-------- Material for the task

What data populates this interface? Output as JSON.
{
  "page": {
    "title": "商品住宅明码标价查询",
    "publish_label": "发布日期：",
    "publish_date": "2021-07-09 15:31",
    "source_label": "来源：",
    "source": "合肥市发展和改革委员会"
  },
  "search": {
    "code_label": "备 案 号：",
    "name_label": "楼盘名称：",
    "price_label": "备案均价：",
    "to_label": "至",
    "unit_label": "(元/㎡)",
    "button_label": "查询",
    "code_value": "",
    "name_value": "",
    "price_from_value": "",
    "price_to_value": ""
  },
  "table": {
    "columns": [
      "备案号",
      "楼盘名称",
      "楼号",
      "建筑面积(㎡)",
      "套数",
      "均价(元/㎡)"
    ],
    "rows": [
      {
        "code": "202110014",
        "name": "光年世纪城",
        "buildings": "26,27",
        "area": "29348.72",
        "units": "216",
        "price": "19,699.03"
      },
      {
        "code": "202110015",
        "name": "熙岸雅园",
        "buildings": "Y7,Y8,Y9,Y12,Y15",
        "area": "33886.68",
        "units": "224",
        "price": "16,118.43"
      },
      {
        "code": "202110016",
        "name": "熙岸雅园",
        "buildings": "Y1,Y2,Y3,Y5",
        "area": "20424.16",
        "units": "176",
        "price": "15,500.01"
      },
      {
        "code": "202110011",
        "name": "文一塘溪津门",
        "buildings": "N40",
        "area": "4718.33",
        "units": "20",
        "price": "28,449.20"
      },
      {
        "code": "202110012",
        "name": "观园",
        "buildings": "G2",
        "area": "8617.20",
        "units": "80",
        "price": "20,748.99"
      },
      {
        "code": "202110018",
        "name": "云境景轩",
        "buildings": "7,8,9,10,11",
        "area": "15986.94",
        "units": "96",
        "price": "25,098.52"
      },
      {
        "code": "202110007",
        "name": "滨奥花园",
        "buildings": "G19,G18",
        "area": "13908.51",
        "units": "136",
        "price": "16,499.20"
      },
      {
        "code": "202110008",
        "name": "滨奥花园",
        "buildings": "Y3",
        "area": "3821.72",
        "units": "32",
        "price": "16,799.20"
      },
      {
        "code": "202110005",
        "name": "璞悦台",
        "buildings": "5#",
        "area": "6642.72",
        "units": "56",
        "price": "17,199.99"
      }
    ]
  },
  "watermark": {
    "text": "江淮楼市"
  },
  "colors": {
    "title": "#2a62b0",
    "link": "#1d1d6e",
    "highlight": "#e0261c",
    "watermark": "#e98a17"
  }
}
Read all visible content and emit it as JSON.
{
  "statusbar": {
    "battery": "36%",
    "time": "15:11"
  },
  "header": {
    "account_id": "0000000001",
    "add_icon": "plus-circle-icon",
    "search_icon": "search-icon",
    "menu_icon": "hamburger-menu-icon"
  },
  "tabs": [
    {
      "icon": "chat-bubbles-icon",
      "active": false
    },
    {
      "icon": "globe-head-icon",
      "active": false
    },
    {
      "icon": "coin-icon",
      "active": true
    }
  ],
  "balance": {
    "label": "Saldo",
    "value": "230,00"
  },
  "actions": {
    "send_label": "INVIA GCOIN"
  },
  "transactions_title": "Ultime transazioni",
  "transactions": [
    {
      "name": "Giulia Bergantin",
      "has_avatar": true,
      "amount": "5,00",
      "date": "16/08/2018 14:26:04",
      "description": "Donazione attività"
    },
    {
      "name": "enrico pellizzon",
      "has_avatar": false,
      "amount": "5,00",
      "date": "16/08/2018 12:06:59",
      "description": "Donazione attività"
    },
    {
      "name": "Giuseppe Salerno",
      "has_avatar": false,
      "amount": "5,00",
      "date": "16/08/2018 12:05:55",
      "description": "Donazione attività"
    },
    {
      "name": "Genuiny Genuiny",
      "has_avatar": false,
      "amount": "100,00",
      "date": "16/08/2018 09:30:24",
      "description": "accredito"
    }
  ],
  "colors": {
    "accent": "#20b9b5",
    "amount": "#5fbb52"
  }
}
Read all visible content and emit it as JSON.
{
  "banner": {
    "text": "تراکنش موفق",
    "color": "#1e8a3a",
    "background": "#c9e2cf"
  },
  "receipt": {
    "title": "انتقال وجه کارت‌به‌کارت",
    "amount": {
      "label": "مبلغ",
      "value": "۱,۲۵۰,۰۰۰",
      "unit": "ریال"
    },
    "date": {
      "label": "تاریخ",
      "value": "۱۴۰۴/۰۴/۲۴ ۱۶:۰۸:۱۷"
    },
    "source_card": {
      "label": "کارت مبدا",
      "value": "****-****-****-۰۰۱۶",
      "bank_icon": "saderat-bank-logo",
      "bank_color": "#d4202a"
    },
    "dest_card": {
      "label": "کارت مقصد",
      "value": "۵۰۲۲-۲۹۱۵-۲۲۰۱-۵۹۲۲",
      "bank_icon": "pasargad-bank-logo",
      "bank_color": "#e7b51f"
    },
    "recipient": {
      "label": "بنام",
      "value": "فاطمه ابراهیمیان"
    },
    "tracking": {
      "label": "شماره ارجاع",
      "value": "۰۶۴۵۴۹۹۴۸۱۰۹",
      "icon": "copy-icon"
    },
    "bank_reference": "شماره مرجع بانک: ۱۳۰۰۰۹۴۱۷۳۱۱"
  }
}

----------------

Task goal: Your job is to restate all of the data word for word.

Solution for this task:
What data populates this interface? Output as JSON.
{
  "page": {
    "title": "商品住宅明码标价查询",
    "publish_label": "发布日期：",
    "publish_date": "2021-07-09 15:31",
    "source_label": "来源：",
    "source": "合肥市发展和改革委员会"
  },
  "search": {
    "code_label": "备 案 号：",
    "name_label": "楼盘名称：",
    "price_label": "备案均价：",
    "to_label": "至",
    "unit_label": "(元/㎡)",
    "button_label": "查询",
    "code_value": "",
    "name_value": "",
    "price_from_value": "",
    "price_to_value": ""
  },
  "table": {
    "columns": [
      "备案号",
      "楼盘名称",
      "楼号",
      "建筑面积(㎡)",
      "套数",
      "均价(元/㎡)"
    ],
    "rows": [
      {
        "code": "202110014",
        "name": "光年世纪城",
        "buildings": "26,27",
        "area": "29348.72",
        "units": "216",
        "price": "19,699.03"
      },
      {
        "code": "202110015",
        "name": "熙岸雅园",
        "buildings": "Y7,Y8,Y9,Y12,Y15",
        "area": "33886.68",
        "units": "224",
        "price": "16,118.43"
      },
      {
        "code": "202110016",
        "name": "熙岸雅园",
        "buildings": "Y1,Y2,Y3,Y5",
        "area": "20424.16",
        "units": "176",
        "price": "15,500.01"
      },
      {
        "code": "202110011",
        "name": "文一塘溪津门",
        "buildings": "N40",
        "area": "4718.33",
        "units": "20",
        "price": "28,449.20"
      },
      {
        "code": "202110012",
        "name": "观园",
        "buildings": "G2",
        "area": "8617.20",
        "units": "80",
        "price": "20,748.99"
      },
      {
        "code": "202110018",
        "name": "云境景轩",
        "buildings": "7,8,9,10,11",
        "area": "15986.94",
        "units": "96",
        "price": "25,098.52"
      },
      {
        "code": "202110007",
        "name": "滨奥花园",
        "buildings": "G19,G18",
        "area": "13908.51",
        "units": "136",
        "price": "16,499.20"
      },
      {
        "code": "202110008",
        "name": "滨奥花园",
        "buildings": "Y3",
        "area": "3821.72",
        "units": "32",
        "price": "16,799.20"
      },
      {
        "code": "202110005",
        "name": "璞悦台",
        "buildings": "5#",
        "area": "6642.72",
        "units": "56",
        "price": "17,199.99"
      }
    ]
  },
  "watermark": {
    "text": "江淮楼市"
  },
  "colors": {
    "title": "#2a62b0",
    "link": "#1d1d6e",
    "highlight": "#e0261c",
    "watermark": "#e98a17"
  }
}
Read all visible content and emit it as JSON.
{
  "statusbar": {
    "battery": "36%",
    "time": "15:11"
  },
  "header": {
    "account_id": "0000000001",
    "add_icon": "plus-circle-icon",
    "search_icon": "search-icon",
    "menu_icon": "hamburger-menu-icon"
  },
  "tabs": [
    {
      "icon": "chat-bubbles-icon",
      "active": false
    },
    {
      "icon": "globe-head-icon",
      "active": false
    },
    {
      "icon": "coin-icon",
      "active": true
    }
  ],
  "balance": {
    "label": "Saldo",
    "value": "230,00"
  },
  "actions": {
    "send_label": "INVIA GCOIN"
  },
  "transactions_title": "Ultime transazioni",
  "transactions": [
    {
      "name": "Giulia Bergantin",
      "has_avatar": true,
      "amount": "5,00",
      "date": "16/08/2018 14:26:04",
      "description": "Donazione attività"
    },
    {
      "name": "enrico pellizzon",
      "has_avatar": false,
      "amount": "5,00",
      "date": "16/08/2018 12:06:59",
      "description": "Donazione attività"
    },
    {
      "name": "Giuseppe Salerno",
      "has_avatar": false,
      "amount": "5,00",
      "date": "16/08/2018 12:05:55",
      "description": "Donazione attività"
    },
    {
      "name": "Genuiny Genuiny",
      "has_avatar": false,
      "amount": "100,00",
      "date": "16/08/2018 09:30:24",
      "description": "accredito"
    }
  ],
  "colors": {
    "accent": "#20b9b5",
    "amount": "#5fbb52"
  }
}
Read all visible content and emit it as JSON.
{
  "banner": {
    "text": "تراکنش موفق",
    "color": "#1e8a3a",
    "background": "#c9e2cf"
  },
  "receipt": {
    "title": "انتقال وجه کارت‌به‌کارت",
    "amount": {
      "label": "مبلغ",
      "value": "۱,۲۵۰,۰۰۰",
      "unit": "ریال"
    },
    "date": {
      "label": "تاریخ",
      "value": "۱۴۰۴/۰۴/۲۴ ۱۶:۰۸:۱۷"
    },
    "source_card": {
      "label": "کارت مبدا",
      "value": "****-****-****-۰۰۱۶",
      "bank_icon": "saderat-bank-logo",
      "bank_color": "#d4202a"
    },
    "dest_card": {
      "label": "کارت مقصد",
      "value": "۵۰۲۲-۲۹۱۵-۲۲۰۱-۵۹۲۲",
      "bank_icon": "pasargad-bank-logo",
      "bank_color": "#e7b51f"
    },
    "recipient": {
      "label": "بنام",
      "value": "فاطمه ابراهیمیان"
    },
    "tracking": {
      "label": "شماره ارجاع",
      "value": "۰۶۴۵۴۹۹۴۸۱۰۹",
      "icon": "copy-icon"
    },
    "bank_reference": "شماره مرجع بانک: ۱۳۰۰۰۹۴۱۷۳۱۱"
  }
}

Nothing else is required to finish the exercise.